The Air Force Research Laboratory (AFRL) and Boeing [BA] last week announced that in May they demonstrated the ability of mobile laser weapon systems to perform a unique mission: track and destroy small unmanned aerial vehicles (UAVs).

The demonstration served to improve the United States’ ability to prevent, detect, track and engage hostile homeland and theater air threats.

During the Air Force-sponsored tests at the Naval Air Warfare Center in China Lake, Calif., the Mobile Active Targeting Resource for Integrated eXperiments (MATRIX)–developed by Boeing under contract to the Air Force Research Laboratory–used a single, two and a half kilowatt class high-energy laser to shoot down five UAVs at various ranges.

Separately, Laser Avenger, a Boeing-funded initiative, also shot down a UAV.

Representatives of the Air Force and Army observed the tests.

“The Air Force and Boeing achieved a directed-energy breakthrough with these tests,” Gary Fitzmire, vice president and program director of Boeing Missile Defense Systems’ Directed Energy Systems unit, said in a Nov. 18 statement. “MATRIX’s performance is especially noteworthy because it demonstrated unprecedented, ultra-precise and lethal acquisition, pointing and tracking at long ranges using relatively low laser power.”

Bill Baker, chief scientist of the AFRL’s Directed Energy Directorate, praised his team and Boeing for these successful UAV shoot downs.

“These tests validate the use of directed energy to negate potential hostile threats against the homeland,” he said. “The team effort of Boeing and the Air Force in developing MATRIX will pay major dividends for the warfighter now and in the years ahead.”

As part of the overall counter-UAV demonstration, Boeing also successfully test-fired a lightweight 25mm machine gun from the Laser Avenger platform to potentially further the hybrid directed energy/kinetic energy capability against UAV threats.

Additionally, the Mobile Acquisition and Tracking System (MATS) developed by Air Force scientists and engineers was used during the field test to demonstrate additional technologies for passive acquisition and tracking of small UAS and laser engagement.
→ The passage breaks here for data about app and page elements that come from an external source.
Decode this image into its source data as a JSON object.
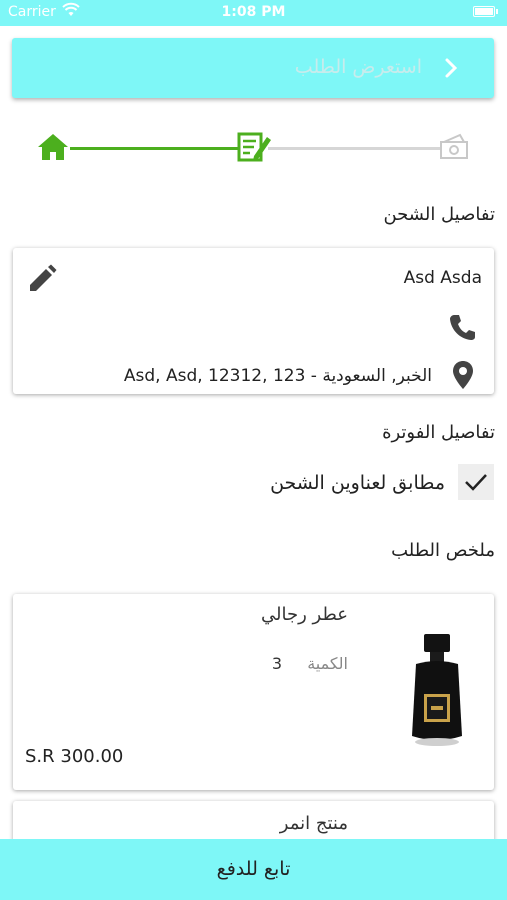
{
  "status_bar": {
    "carrier": "Carrier",
    "time": "1:08 PM"
  },
  "header": {
    "title": "استعرض الطلب"
  },
  "stepper": {
    "steps": [
      "home-icon",
      "edit-note-icon",
      "money-icon"
    ],
    "active_color": "#4caf1e",
    "inactive_color": "#d6d6d6"
  },
  "shipping": {
    "section_title": "تفاصيل الشحن",
    "name": "Asd Asda",
    "address": "الخبر, السعودية - 123 ,Asd, Asd, 12312"
  },
  "billing": {
    "section_title": "تفاصيل الفوترة",
    "same_as_shipping_label": "مطابق لعناوين الشحن",
    "same_as_shipping_checked": true
  },
  "summary": {
    "section_title": "ملخص الطلب",
    "items": [
      {
        "name": "عطر رجالي",
        "qty_label": "الكمية",
        "qty": "3",
        "price": "S.R 300.00"
      },
      {
        "name": "منتج انمر"
      }
    ]
  },
  "footer": {
    "pay_button_label": "تابع للدفع"
  },
  "colors": {
    "accent": "#7ef7f7",
    "progress": "#4caf1e"
  }
}
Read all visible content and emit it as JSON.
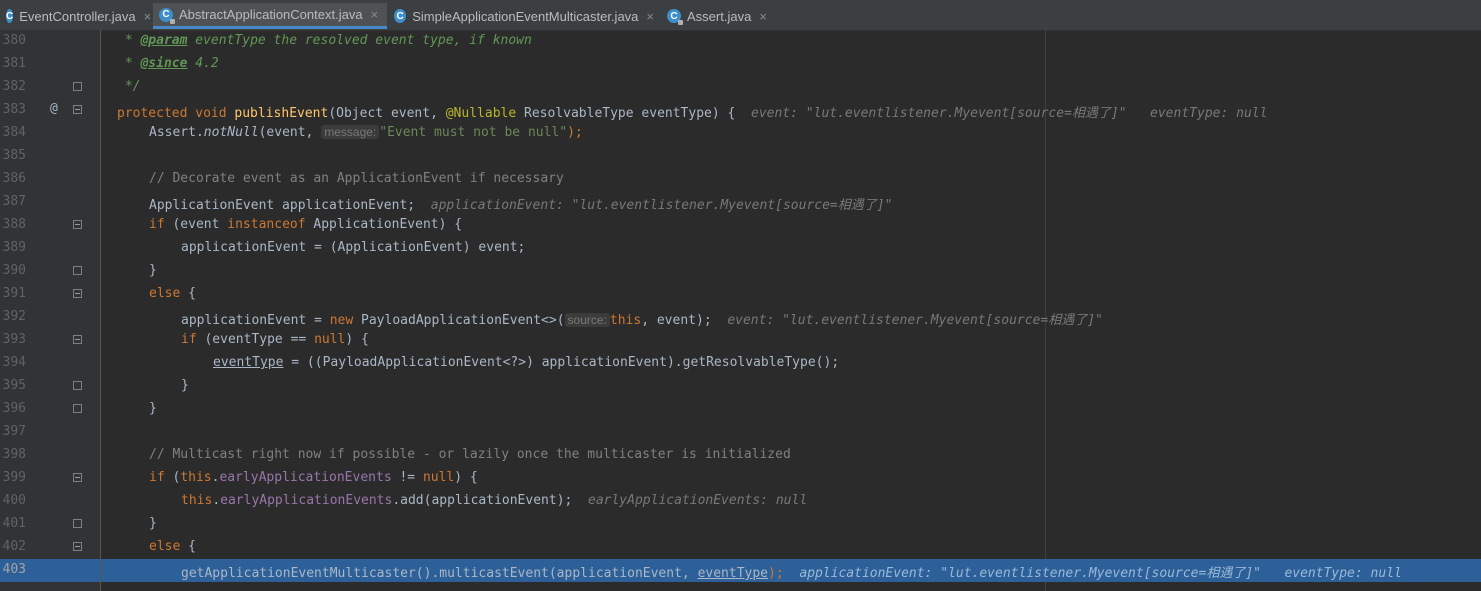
{
  "tabs": [
    {
      "label": "EventController.java",
      "icon": "java-class-icon"
    },
    {
      "label": "AbstractApplicationContext.java",
      "icon": "abstract-class-icon",
      "active": true
    },
    {
      "label": "SimpleApplicationEventMulticaster.java",
      "icon": "java-class-icon"
    },
    {
      "label": "Assert.java",
      "icon": "abstract-class-icon"
    }
  ],
  "close_glyph": "×",
  "line_numbers": [
    "380",
    "381",
    "382",
    "383",
    "384",
    "385",
    "386",
    "387",
    "388",
    "389",
    "390",
    "391",
    "392",
    "393",
    "394",
    "395",
    "396",
    "397",
    "398",
    "399",
    "400",
    "401",
    "402",
    "403"
  ],
  "gutter_marks": {
    "override": "@"
  },
  "code": {
    "l380_a": " * ",
    "l380_tag": "@param",
    "l380_b": " eventType the resolved event type, if known",
    "l381_a": " * ",
    "l381_tag": "@since",
    "l381_b": " 4.2",
    "l382": " */",
    "l383_kw": "protected void ",
    "l383_fn": "publishEvent",
    "l383_a": "(Object event, ",
    "l383_an": "@Nullable",
    "l383_b": " ResolvableType eventType) {",
    "l383_dbg": "event: \"lut.eventlistener.Myevent[source=相遇了]\"   eventType: null",
    "l384_a": "Assert.",
    "l384_it": "notNull",
    "l384_b": "(event, ",
    "l384_hint": "message:",
    "l384_str": "\"Event must not be null\"",
    "l384_c": ");",
    "l386": "// Decorate event as an ApplicationEvent if necessary",
    "l387_a": "ApplicationEvent applicationEvent;",
    "l387_dbg": "applicationEvent: \"lut.eventlistener.Myevent[source=相遇了]\"",
    "l388_kw1": "if",
    "l388_a": " (event ",
    "l388_kw2": "instanceof",
    "l388_b": " ApplicationEvent) {",
    "l389_a": "applicationEvent = (ApplicationEvent) event;",
    "l390": "}",
    "l391_kw": "else",
    "l391_a": " {",
    "l392_a": "applicationEvent = ",
    "l392_kw": "new",
    "l392_b": " PayloadApplicationEvent<>(",
    "l392_hint": "source:",
    "l392_kw2": "this",
    "l392_c": ", event);",
    "l392_dbg": "event: \"lut.eventlistener.Myevent[source=相遇了]\"",
    "l393_kw": "if",
    "l393_a": " (eventType == ",
    "l393_kw2": "null",
    "l393_b": ") {",
    "l394_ul": "eventType",
    "l394_a": " = ((PayloadApplicationEvent<?>) applicationEvent).getResolvableType();",
    "l395": "}",
    "l396": "}",
    "l398": "// Multicast right now if possible - or lazily once the multicaster is initialized",
    "l399_kw": "if",
    "l399_a": " (",
    "l399_kw2": "this",
    "l399_dot": ".",
    "l399_fld": "earlyApplicationEvents",
    "l399_b": " != ",
    "l399_kw3": "null",
    "l399_c": ") {",
    "l400_kw": "this",
    "l400_dot": ".",
    "l400_fld": "earlyApplicationEvents",
    "l400_a": ".add(applicationEvent);",
    "l400_dbg": "earlyApplicationEvents: null",
    "l401": "}",
    "l402_kw": "else",
    "l402_a": " {",
    "l403_a": "getApplicationEventMulticaster().multicastEvent(applicationEvent, ",
    "l403_ul": "eventType",
    "l403_b": ");",
    "l403_dbg": "applicationEvent: \"lut.eventlistener.Myevent[source=相遇了]\"   eventType: null"
  },
  "colors": {
    "background": "#2b2b2b",
    "gutter": "#313335",
    "current_line": "#2d6099",
    "keyword": "#cc7832",
    "string": "#6a8759"
  }
}
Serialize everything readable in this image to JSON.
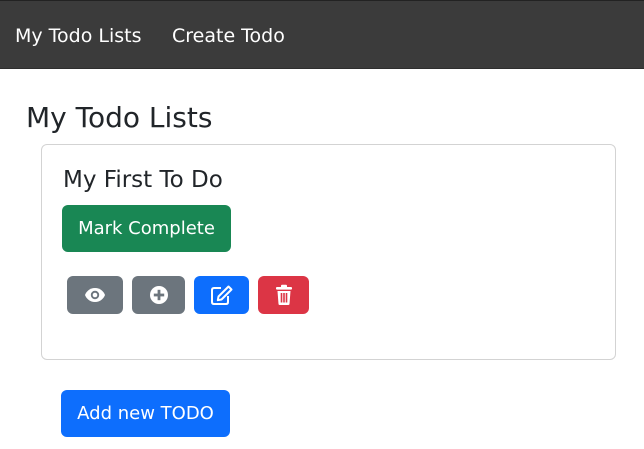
{
  "navbar": {
    "links": [
      {
        "label": "My Todo Lists"
      },
      {
        "label": "Create Todo"
      }
    ]
  },
  "page": {
    "title": "My Todo Lists"
  },
  "todo_card": {
    "title": "My First To Do",
    "complete_label": "Mark Complete",
    "actions": [
      {
        "icon": "eye-icon",
        "color": "#6c757d"
      },
      {
        "icon": "plus-circle-icon",
        "color": "#6c757d"
      },
      {
        "icon": "edit-icon",
        "color": "#0d6efd"
      },
      {
        "icon": "trash-icon",
        "color": "#dc3545"
      }
    ]
  },
  "add_button_label": "Add new TODO",
  "colors": {
    "navbar_bg": "#3b3b3b",
    "success": "#198754",
    "primary": "#0d6efd",
    "secondary": "#6c757d",
    "danger": "#dc3545"
  }
}
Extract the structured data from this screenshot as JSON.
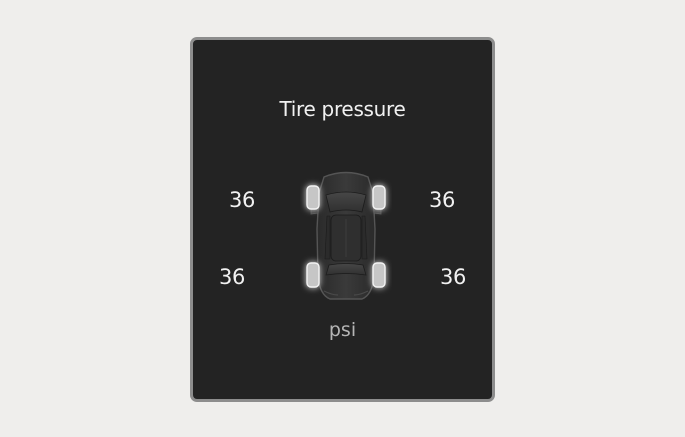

Boeing Directed Energy Systems, based in Albuquerque, developed MATRIX, a mobile, trailer-mounted test bed that integrates with existing test-range radar. Directed Energy Systems and Boeing Combat Systems in St. Louis cooperatively developed Laser Avenger, which integrates a directed-energy weapon together with the existing kinetic weapons on the proven Avenger air defense system developed by Combat Systems.

Boeing is developing laser weapon systems for a variety of Air Force, Army and Navy applications. These systems include the Airborne Laser, Advanced Tactical Laser, Free Electron Laser, High Energy Laser Technology Demonstrator and Tactical Relay Mirror System.